(Excerpts from an interface dataset)
== == ==

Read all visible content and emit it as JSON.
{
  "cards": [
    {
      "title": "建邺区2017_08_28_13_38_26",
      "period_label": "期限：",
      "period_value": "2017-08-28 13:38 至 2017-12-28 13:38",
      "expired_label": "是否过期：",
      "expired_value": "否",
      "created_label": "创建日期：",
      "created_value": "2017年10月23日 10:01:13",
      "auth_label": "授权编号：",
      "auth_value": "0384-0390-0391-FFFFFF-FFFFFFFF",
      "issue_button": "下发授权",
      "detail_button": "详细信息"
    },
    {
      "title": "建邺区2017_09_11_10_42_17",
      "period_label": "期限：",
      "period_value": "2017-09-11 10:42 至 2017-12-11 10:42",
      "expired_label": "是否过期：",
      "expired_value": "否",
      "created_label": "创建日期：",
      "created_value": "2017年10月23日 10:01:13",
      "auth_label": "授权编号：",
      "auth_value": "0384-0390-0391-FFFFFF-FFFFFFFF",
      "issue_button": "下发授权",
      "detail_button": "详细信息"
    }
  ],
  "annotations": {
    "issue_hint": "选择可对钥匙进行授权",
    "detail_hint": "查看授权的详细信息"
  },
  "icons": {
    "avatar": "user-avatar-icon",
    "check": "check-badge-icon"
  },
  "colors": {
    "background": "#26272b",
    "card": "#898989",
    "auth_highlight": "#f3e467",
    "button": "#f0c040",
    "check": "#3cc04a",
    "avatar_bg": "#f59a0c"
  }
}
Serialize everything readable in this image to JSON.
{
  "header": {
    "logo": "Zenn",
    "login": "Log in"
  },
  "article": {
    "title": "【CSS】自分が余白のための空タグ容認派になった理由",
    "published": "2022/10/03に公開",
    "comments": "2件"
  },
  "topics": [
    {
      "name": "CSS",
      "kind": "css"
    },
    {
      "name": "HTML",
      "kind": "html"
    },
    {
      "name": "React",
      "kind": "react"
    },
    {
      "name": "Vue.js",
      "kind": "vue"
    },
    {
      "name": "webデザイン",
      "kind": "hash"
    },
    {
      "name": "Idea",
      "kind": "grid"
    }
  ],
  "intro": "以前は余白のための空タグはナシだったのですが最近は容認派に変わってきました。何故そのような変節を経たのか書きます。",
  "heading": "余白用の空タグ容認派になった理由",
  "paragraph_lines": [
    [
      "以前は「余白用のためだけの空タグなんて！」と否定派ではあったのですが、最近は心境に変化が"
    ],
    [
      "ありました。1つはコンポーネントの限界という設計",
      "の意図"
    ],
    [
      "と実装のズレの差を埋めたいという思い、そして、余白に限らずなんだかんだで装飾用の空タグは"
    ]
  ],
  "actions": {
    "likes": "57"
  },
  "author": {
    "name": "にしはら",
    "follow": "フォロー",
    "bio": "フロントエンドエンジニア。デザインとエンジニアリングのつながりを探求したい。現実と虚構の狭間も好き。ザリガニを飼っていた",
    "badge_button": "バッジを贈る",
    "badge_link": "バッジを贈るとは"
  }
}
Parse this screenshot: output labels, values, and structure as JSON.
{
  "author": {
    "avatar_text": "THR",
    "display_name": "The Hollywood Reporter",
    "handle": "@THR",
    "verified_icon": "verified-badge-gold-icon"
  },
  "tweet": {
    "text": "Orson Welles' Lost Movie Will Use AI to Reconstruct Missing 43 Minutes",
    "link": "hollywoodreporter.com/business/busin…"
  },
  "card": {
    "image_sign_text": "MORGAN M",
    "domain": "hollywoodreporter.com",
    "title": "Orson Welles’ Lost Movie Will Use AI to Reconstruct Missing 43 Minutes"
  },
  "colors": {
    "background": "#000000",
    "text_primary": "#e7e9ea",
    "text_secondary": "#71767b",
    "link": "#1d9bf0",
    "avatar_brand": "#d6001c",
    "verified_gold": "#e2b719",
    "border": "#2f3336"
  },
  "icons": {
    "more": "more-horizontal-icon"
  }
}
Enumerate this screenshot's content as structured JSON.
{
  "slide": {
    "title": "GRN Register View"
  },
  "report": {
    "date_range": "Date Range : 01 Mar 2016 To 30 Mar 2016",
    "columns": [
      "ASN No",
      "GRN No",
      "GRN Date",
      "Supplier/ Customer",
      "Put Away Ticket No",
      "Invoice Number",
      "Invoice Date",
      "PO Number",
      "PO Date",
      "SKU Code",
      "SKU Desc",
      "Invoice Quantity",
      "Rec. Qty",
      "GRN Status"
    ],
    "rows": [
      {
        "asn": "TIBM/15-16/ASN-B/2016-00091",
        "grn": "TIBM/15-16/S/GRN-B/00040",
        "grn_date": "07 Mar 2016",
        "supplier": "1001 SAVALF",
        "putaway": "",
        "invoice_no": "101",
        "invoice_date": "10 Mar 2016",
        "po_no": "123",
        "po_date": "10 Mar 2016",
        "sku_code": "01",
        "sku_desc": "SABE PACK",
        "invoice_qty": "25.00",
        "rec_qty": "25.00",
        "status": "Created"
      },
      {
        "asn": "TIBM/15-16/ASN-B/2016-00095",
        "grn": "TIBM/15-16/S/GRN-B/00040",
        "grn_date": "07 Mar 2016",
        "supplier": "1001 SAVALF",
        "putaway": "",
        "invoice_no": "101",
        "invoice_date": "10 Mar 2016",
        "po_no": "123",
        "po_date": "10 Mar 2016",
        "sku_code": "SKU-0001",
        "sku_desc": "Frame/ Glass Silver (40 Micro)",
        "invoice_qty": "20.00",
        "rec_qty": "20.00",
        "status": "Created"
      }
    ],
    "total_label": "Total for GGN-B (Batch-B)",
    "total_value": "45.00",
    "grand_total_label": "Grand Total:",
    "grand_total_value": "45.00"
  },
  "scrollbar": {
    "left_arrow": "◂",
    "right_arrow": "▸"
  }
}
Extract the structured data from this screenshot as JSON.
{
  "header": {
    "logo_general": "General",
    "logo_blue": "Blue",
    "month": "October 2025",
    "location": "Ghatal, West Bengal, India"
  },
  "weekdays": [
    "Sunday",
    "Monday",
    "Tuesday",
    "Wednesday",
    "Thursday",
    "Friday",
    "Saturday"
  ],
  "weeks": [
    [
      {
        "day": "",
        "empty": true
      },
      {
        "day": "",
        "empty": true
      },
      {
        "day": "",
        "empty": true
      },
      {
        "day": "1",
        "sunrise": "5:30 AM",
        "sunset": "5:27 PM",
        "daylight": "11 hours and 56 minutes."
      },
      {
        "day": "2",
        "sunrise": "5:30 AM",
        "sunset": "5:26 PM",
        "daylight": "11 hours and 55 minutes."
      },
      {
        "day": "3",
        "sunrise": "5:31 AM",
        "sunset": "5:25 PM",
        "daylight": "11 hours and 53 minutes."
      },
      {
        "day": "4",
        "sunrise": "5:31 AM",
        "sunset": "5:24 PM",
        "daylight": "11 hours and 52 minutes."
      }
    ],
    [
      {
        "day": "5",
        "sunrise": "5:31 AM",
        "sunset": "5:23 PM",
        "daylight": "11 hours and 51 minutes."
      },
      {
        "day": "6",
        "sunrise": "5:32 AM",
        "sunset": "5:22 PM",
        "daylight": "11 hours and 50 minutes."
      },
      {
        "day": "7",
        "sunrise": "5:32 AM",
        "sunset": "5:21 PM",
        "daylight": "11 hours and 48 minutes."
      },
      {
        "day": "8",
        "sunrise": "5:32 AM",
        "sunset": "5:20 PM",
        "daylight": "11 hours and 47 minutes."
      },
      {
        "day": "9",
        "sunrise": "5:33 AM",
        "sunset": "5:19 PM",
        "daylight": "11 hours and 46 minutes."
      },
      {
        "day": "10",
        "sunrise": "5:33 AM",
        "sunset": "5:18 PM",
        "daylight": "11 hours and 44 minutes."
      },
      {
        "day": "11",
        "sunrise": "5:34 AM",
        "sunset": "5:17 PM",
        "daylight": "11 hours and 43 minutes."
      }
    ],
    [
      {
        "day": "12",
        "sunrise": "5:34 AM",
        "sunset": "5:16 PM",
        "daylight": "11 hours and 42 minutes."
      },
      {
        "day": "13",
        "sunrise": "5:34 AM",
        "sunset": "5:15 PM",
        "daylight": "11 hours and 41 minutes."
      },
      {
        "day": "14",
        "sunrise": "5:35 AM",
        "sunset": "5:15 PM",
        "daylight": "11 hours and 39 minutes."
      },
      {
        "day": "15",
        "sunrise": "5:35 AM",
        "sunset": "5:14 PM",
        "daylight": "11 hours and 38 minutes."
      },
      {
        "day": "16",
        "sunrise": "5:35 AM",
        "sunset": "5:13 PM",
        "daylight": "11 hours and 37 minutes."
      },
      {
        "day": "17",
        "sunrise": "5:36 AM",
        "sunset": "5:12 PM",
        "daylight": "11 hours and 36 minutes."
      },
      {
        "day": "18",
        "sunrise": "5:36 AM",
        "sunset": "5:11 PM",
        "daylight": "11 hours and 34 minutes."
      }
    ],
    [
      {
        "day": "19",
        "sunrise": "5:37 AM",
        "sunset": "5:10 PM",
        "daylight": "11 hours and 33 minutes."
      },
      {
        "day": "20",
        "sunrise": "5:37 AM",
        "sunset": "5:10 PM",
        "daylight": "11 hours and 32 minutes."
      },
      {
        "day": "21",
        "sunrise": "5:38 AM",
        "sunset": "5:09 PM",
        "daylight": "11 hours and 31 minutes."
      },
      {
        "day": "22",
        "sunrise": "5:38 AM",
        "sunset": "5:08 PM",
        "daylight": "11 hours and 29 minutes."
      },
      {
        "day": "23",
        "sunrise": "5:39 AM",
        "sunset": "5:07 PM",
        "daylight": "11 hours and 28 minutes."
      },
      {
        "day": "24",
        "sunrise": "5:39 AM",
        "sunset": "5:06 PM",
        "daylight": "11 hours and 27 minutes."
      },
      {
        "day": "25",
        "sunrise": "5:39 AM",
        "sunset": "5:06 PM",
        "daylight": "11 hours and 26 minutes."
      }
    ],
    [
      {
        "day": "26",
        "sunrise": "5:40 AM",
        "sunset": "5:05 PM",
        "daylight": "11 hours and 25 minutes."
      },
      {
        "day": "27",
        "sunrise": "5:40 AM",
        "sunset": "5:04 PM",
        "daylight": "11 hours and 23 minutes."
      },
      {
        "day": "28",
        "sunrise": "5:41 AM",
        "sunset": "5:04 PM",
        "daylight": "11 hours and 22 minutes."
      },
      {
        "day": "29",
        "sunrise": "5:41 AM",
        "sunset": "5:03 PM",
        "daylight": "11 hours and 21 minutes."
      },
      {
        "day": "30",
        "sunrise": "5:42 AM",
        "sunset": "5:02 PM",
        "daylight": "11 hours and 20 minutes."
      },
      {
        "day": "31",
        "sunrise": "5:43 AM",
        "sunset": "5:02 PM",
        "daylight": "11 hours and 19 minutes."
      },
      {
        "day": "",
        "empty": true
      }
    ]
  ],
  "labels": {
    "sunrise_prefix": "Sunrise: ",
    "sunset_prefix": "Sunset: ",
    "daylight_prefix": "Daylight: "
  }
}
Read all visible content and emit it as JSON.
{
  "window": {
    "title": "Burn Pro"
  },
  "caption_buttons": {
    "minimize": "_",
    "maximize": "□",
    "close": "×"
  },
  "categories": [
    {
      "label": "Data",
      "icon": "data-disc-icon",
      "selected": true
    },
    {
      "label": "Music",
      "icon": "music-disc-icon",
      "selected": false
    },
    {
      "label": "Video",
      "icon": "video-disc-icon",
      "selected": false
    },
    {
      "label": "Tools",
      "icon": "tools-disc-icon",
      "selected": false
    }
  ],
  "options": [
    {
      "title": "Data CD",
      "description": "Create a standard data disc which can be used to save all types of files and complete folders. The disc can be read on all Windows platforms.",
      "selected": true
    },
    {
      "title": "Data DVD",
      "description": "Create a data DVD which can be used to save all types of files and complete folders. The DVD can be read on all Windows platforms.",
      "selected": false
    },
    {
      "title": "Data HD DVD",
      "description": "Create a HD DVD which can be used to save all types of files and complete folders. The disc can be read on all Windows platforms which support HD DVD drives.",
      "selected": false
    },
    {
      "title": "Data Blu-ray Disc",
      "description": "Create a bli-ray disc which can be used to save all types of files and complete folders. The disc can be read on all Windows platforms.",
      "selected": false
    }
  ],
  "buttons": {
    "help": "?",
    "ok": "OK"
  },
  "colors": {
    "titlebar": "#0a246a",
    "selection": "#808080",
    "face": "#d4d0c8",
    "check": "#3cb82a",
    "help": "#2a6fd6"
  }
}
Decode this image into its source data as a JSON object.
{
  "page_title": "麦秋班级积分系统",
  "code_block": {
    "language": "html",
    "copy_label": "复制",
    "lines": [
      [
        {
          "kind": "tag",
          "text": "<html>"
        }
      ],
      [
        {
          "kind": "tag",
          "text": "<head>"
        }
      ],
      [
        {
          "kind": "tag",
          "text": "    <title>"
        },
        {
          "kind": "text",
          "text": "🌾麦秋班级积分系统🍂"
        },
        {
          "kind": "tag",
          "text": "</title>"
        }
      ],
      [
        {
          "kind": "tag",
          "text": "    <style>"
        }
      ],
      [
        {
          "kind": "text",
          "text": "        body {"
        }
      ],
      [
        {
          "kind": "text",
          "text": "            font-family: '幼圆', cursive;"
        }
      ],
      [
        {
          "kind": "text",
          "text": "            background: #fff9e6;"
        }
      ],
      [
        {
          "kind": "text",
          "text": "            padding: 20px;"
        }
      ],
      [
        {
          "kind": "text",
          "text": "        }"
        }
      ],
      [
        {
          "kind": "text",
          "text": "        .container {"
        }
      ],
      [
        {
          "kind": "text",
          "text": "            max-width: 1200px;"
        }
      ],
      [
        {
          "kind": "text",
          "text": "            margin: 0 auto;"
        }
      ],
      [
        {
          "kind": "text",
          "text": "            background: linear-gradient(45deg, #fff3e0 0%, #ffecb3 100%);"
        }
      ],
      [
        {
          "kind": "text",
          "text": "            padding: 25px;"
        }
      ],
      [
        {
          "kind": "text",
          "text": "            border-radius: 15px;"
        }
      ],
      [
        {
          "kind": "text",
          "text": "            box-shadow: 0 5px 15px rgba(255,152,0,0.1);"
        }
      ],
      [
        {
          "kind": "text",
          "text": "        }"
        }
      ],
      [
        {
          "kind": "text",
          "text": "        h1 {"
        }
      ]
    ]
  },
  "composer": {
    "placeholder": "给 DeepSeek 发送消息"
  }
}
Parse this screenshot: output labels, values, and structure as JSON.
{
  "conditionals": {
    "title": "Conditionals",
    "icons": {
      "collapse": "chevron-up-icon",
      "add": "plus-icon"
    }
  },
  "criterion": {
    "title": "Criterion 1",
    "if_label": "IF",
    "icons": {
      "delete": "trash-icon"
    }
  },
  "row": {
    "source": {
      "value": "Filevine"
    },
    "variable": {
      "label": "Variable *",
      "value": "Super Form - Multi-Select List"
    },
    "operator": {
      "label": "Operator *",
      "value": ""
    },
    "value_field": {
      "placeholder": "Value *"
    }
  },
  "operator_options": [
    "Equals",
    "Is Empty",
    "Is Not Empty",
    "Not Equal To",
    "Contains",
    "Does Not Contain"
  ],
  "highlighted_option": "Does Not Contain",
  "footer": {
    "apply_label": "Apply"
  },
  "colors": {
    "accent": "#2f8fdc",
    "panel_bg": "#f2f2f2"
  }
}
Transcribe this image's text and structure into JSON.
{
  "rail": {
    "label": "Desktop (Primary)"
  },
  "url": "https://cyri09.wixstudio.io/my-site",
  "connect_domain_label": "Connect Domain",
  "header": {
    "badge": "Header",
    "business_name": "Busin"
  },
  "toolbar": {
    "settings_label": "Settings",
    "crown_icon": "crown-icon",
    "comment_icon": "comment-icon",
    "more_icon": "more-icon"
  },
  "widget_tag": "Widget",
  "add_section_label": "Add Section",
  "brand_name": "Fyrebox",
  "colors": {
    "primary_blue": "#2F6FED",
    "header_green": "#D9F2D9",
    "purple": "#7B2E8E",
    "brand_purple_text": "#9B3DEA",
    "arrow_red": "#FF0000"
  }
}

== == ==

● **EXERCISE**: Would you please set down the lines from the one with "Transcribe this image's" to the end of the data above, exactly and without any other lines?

● **WORKED SOLUTION**:
Transcribe this image's text and structure into JSON.
{
  "rail": {
    "label": "Desktop (Primary)"
  },
  "url": "https://cyri09.wixstudio.io/my-site",
  "connect_domain_label": "Connect Domain",
  "header": {
    "badge": "Header",
    "business_name": "Busin"
  },
  "toolbar": {
    "settings_label": "Settings",
    "crown_icon": "crown-icon",
    "comment_icon": "comment-icon",
    "more_icon": "more-icon"
  },
  "widget_tag": "Widget",
  "add_section_label": "Add Section",
  "brand_name": "Fyrebox",
  "colors": {
    "primary_blue": "#2F6FED",
    "header_green": "#D9F2D9",
    "purple": "#7B2E8E",
    "brand_purple_text": "#9B3DEA",
    "arrow_red": "#FF0000"
  }
}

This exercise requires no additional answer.